In general, with plenty of water, air circulation and shade, most dogs will probably do okay in warm temperatures up to about 90˚F. However, there is no hard and fast rule about a temperature limit. Dogs do not sweat; they cool themselves primarily through panting. If it gets hot and humid enough, no amount of panting will do the trick. Plus, self cooling ability depends on the dog. Until you know your own dog's tolerance to heat, you should avoid leaving him unsupervised. There are several things you can do to keep your dog cool as temperatures rise. Read this excellent article (below) at humanesociety.org for tips to help pets stay healthy and comfortable in the heat.

Keep Pets Safe in the Heat

 

21. If my dog never leaves my back yard, does he really need to be vaccinated?

Though the risk may be small, it is still possible for your dog to contract a preventable disease through interaction with other animals through a fence, gate, or from smaller animals that may enter your yard. Any time your dog has nose to nose contact with another animal, he can become infected with a disease. You must assess the risk and vaccinate accordingly. By law, rabies vaccines must be given regardless of where your animal is kept.

22. My pet only goes outside briefly to potty. Is it still necessary to use flea and heartworm prevention?

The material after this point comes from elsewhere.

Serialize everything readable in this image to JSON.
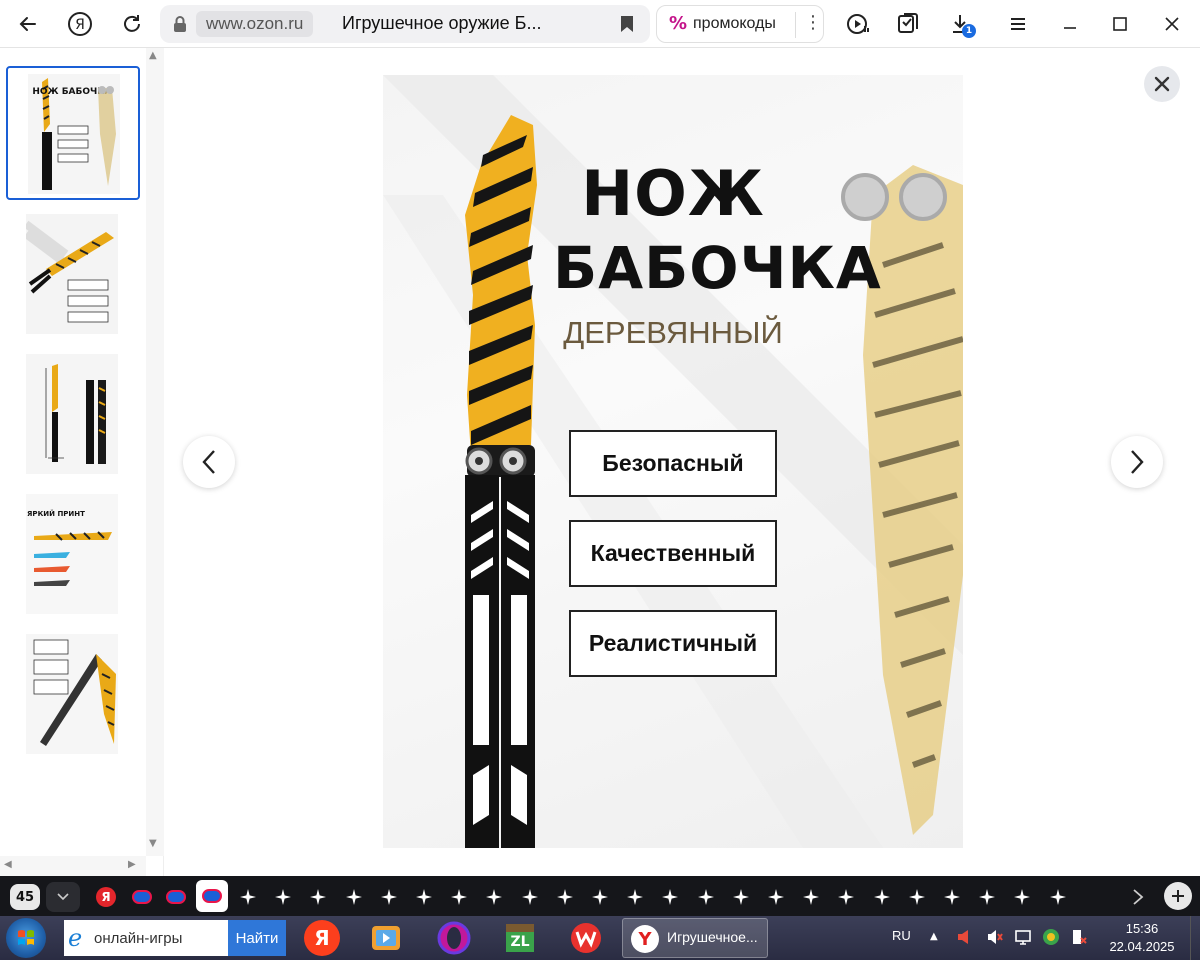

In the south, fleas and mosquitos are in abundant supply. It only takes a second for fleas to attach to your pet. Once they are on board they will multiply and over time can spread to your carpet and furniture. Ridding your house of fleas is a much bigger undertaking then preventing them in the first place. Likewise mosquitos don’t require much time to bite and will often enter your house through an open door or window. And the bite of just one mosquito infected with the heartworm larvae will give your dog heartworm disease. We recommend using monthly flea and heartworm prevention to protect your pets and your home. We carry a wide variety of both oral and topical flea, tick, and heartworm preventatives. We’d be happy to explain how they work and help you choose the one that’s best for your pet(s).